# Input for this task:
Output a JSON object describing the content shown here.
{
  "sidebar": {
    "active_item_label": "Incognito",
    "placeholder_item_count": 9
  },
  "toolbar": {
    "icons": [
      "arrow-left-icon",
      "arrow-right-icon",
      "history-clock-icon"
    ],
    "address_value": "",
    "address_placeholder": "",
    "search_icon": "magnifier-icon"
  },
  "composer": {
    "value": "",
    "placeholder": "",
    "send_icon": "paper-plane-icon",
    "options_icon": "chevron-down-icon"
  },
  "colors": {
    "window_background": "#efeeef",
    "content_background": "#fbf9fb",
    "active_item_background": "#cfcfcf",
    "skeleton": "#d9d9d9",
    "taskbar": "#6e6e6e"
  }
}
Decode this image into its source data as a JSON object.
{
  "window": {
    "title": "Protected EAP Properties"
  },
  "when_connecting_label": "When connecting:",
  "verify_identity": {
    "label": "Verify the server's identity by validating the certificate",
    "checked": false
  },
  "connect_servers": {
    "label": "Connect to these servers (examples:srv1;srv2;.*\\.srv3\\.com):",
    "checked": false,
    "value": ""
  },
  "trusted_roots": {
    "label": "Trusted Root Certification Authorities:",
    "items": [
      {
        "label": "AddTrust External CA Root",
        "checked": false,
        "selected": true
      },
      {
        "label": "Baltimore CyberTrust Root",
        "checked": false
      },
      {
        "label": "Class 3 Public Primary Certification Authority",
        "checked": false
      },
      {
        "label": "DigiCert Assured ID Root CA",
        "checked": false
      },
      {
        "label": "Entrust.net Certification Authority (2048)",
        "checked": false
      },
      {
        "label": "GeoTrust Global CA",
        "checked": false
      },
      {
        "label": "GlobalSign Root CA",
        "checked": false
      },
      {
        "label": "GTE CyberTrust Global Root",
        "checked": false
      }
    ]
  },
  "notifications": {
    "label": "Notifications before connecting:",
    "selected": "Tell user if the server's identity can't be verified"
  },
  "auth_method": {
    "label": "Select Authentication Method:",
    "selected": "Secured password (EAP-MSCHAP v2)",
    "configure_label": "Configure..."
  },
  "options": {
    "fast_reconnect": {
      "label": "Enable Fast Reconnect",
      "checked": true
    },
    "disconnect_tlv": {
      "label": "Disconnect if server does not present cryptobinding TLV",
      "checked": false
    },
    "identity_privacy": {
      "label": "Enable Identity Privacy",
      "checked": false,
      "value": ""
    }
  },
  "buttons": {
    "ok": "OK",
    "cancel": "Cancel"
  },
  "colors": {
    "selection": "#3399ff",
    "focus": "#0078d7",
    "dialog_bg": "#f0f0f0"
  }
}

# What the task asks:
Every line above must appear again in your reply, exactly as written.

# Solution below:
Output a JSON object describing the content shown here.
{
  "sidebar": {
    "active_item_label": "Incognito",
    "placeholder_item_count": 9
  },
  "toolbar": {
    "icons": [
      "arrow-left-icon",
      "arrow-right-icon",
      "history-clock-icon"
    ],
    "address_value": "",
    "address_placeholder": "",
    "search_icon": "magnifier-icon"
  },
  "composer": {
    "value": "",
    "placeholder": "",
    "send_icon": "paper-plane-icon",
    "options_icon": "chevron-down-icon"
  },
  "colors": {
    "window_background": "#efeeef",
    "content_background": "#fbf9fb",
    "active_item_background": "#cfcfcf",
    "skeleton": "#d9d9d9",
    "taskbar": "#6e6e6e"
  }
}
Decode this image into its source data as a JSON object.
{
  "window": {
    "title": "Protected EAP Properties"
  },
  "when_connecting_label": "When connecting:",
  "verify_identity": {
    "label": "Verify the server's identity by validating the certificate",
    "checked": false
  },
  "connect_servers": {
    "label": "Connect to these servers (examples:srv1;srv2;.*\\.srv3\\.com):",
    "checked": false,
    "value": ""
  },
  "trusted_roots": {
    "label": "Trusted Root Certification Authorities:",
    "items": [
      {
        "label": "AddTrust External CA Root",
        "checked": false,
        "selected": true
      },
      {
        "label": "Baltimore CyberTrust Root",
        "checked": false
      },
      {
        "label": "Class 3 Public Primary Certification Authority",
        "checked": false
      },
      {
        "label": "DigiCert Assured ID Root CA",
        "checked": false
      },
      {
        "label": "Entrust.net Certification Authority (2048)",
        "checked": false
      },
      {
        "label": "GeoTrust Global CA",
        "checked": false
      },
      {
        "label": "GlobalSign Root CA",
        "checked": false
      },
      {
        "label": "GTE CyberTrust Global Root",
        "checked": false
      }
    ]
  },
  "notifications": {
    "label": "Notifications before connecting:",
    "selected": "Tell user if the server's identity can't be verified"
  },
  "auth_method": {
    "label": "Select Authentication Method:",
    "selected": "Secured password (EAP-MSCHAP v2)",
    "configure_label": "Configure..."
  },
  "options": {
    "fast_reconnect": {
      "label": "Enable Fast Reconnect",
      "checked": true
    },
    "disconnect_tlv": {
      "label": "Disconnect if server does not present cryptobinding TLV",
      "checked": false
    },
    "identity_privacy": {
      "label": "Enable Identity Privacy",
      "checked": false,
      "value": ""
    }
  },
  "buttons": {
    "ok": "OK",
    "cancel": "Cancel"
  },
  "colors": {
    "selection": "#3399ff",
    "focus": "#0078d7",
    "dialog_bg": "#f0f0f0"
  }
}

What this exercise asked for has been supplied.